The chunkers achieved gains in happiness; the sprinklers didn’t. Happiness increased when people performed all five giving acts in a single day, rather than doing one a day. Lyubomirsky and colleagues speculate that “spreading them over the course of a week might have diminished salience and power or made them less distinguishable from participants habitual kind of behavior.”
How much should you give? Remember The 100 Hour Rule. One hundred hours a year — in other words, 2 hours per week.
One hundred seems to be a magical number when it comes to giving. In a study of more than two thousand Australian adults in their mid-sixties, those who volunteered between one hundred and eight hundred hours per year were happier and more satisfied with their lives than those who volunteered fewer than one hundred or more than eight hundred hours annually. In another study, American adults who volunteered at least one hundred hours in 1998 were more likely to be alive in 2000. There were no benefits of volunteering more than one hundred hours. This is the 100-hour rule of volunteering. It appears to be the range where giving is maximally energizing and minimally draining.
A hundred hours a year breaks down to just two hours a week.Research shows that if people start volunteering two hours a week, their happiness, satisfaction and self-esteem go up a year later.
(More on the power of giving here.)
Want to be a giver and be happier? Share this post with a friend and spread some happiness.

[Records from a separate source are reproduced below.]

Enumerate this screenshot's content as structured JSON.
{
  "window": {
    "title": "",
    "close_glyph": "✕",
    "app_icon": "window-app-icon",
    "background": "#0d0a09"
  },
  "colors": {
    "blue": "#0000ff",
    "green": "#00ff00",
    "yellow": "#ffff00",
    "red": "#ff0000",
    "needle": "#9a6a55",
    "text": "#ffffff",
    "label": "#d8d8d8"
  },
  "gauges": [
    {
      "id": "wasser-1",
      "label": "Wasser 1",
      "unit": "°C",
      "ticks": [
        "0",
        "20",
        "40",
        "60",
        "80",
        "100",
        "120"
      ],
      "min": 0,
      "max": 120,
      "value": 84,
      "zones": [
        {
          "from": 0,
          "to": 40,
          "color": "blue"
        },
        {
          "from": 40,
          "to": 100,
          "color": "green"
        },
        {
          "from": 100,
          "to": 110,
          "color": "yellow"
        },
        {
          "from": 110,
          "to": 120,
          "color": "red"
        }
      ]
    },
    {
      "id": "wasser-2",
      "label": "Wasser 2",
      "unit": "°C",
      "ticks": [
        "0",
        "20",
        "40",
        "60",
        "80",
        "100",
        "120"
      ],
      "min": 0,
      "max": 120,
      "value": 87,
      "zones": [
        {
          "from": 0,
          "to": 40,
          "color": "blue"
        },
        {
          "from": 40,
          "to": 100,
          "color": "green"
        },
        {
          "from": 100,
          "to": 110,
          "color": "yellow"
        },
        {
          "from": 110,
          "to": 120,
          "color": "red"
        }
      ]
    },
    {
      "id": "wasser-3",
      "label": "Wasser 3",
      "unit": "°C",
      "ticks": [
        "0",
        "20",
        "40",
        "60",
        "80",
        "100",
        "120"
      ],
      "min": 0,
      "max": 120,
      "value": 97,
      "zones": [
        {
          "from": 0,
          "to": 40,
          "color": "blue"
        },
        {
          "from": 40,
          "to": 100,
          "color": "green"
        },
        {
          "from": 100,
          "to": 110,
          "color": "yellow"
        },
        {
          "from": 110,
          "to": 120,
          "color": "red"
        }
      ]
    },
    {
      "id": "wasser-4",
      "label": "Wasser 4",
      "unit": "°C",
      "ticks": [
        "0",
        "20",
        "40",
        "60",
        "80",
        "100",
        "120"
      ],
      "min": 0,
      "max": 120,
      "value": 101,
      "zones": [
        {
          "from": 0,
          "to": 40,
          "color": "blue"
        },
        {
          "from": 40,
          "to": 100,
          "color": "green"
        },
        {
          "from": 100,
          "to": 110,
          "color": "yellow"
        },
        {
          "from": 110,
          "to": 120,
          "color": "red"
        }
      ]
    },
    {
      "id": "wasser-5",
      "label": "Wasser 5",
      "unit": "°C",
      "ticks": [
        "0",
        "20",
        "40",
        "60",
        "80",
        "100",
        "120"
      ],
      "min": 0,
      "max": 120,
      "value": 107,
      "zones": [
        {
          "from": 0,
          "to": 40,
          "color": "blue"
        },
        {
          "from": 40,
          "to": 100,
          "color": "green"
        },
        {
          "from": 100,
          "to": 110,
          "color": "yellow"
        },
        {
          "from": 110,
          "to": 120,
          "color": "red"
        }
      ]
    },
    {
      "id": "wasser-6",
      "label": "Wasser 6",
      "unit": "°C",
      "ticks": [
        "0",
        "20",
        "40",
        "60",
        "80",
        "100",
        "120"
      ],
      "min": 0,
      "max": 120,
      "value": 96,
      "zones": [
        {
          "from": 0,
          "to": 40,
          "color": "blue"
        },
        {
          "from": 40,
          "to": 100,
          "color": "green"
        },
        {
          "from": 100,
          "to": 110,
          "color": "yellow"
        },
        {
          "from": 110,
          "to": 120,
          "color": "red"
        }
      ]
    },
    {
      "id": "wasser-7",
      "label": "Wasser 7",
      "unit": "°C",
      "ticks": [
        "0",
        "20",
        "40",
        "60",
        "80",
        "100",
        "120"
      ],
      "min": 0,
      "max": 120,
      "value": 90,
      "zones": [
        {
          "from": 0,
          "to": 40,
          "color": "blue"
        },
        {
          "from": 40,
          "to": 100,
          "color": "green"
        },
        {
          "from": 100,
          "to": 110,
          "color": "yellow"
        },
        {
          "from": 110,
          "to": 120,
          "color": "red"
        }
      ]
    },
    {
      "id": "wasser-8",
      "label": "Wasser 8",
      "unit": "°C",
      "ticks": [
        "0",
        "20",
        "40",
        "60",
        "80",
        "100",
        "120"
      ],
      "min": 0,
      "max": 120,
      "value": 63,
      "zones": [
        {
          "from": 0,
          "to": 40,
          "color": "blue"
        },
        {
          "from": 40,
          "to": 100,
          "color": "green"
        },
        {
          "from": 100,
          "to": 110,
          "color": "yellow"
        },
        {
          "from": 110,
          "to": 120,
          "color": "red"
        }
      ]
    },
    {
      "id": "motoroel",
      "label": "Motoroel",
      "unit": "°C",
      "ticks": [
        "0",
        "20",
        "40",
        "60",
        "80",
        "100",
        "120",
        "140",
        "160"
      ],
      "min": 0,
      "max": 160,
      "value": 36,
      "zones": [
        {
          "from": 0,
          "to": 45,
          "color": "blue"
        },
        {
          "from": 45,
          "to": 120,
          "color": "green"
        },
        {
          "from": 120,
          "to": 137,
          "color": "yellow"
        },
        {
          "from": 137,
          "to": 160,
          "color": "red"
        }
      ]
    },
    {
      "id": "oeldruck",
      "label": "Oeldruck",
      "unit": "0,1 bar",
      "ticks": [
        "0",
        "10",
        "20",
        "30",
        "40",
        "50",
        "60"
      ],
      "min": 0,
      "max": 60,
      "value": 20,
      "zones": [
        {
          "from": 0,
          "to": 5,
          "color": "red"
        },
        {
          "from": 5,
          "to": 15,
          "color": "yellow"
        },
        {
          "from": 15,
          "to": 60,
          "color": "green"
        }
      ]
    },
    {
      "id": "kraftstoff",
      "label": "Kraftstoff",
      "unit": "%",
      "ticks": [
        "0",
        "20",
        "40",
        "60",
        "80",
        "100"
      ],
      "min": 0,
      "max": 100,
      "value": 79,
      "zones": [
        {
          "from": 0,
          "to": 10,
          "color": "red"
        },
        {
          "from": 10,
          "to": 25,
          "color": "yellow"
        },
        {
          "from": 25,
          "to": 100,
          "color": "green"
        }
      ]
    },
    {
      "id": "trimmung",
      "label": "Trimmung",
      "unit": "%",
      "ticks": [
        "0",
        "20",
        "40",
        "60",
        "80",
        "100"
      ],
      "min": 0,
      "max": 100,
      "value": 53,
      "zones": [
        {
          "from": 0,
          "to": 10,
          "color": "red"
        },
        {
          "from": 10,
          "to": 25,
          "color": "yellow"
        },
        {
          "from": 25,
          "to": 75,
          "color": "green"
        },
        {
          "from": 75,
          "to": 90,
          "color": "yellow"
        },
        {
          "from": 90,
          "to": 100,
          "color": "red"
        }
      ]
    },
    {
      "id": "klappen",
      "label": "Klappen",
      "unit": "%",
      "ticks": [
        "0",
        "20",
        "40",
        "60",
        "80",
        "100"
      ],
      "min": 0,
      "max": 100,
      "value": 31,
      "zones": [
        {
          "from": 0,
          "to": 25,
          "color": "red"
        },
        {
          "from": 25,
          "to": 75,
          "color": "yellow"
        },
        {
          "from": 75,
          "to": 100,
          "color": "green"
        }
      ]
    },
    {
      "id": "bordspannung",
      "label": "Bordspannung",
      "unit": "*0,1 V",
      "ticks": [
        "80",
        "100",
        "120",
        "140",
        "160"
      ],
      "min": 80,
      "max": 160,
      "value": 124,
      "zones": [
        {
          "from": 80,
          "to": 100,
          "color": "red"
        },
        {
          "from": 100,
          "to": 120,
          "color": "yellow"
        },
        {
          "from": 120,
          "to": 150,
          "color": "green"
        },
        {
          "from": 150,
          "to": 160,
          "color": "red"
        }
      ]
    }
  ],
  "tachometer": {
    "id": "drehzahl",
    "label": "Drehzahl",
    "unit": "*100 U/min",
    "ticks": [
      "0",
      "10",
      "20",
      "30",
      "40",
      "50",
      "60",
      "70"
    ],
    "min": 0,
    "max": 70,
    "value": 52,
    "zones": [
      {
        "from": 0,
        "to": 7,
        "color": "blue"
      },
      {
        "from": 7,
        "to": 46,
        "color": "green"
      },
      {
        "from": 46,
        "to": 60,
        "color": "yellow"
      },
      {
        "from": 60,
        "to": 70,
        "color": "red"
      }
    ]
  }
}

The 100 Hour Rule: you can support charity PTSD Resolution's programme for Forces' Veterans suffering from military PTSD - and their families. 
We welcome supporters of all kinds.
See our news on Facebook or contact details 

Monday, 21 October 2013

PTSD Resolution annual conference - you should have been there...

PTSD Resolution held its annual conference on Saturday 12th October 2013, and on the same day it was featured a number of times on BBC TV: see some clips on the BBC and also here

To see more TV clips and catch up with the latest news and media exposure for Resolution see our Facebook page.

Tony Gauvain, Chairman of PTSD Resolution, opened the conference and highlighted the fact that 419 referrals had received treatment to date, and we are currently taking on two new referrals a week. The direction for the coming year is to gain membership of COBSEO; to be accredited by PSA through the Human Givens Institute; and to compete for tenders with CCGs.

Bill Andrews presented the latest evidence of HG and PTSD Resolution’s effectiveness. Bill's slide presentation can be seen here or Bill will talk you through it here and here This presentation is extraordinarily useful to anyone who wants to understand how Resolution works and what sort of results are being achieved for our veterans.

Extracts from Chris Terrill’s TV series Battle Scarred preceded a discussion to explore the nature of Veterans’ trauma and whether there is a case for the Justice system to take more account of the effects when determining sentence. A better balance needs to be found between maintaining the deterrent of prison and providing opportunity for treatment and reduced sentencing.

An extract from an interview with Tom and Sue at his 'Shaveathon' led into a discussion about the impact on families living with traumatised Veterans. Wendy Houghton from Families of the Brave and Linda Hoggan who has created a parenting programme ‘Just What We Need’ led the discussion. A major conclusion was that service families will benefit from better and more trauma awareness training to learn how to recognise, understand, and manage the impact of trauma.

Martin Smith gave a presentation on Mindfulness and how it can take over from where the heavy-duty business of trauma therapy comes to an end.

Dr. Robin Bennet, a clinical psychologist with a special interest in trauma, particularly in childhood, gave a fascinating insight into the effects of trauma on the brain before and after treatment.

Carly Raby then presented a complex case study which illustrated many of the complications Robin had been describing and opened up for the audience how Resolution can take on the hardest of cases, thanks to the expertise of its therapists.

Piers Bishop concluded with an exhortation to generate funds, especially on 5 December via the Big Give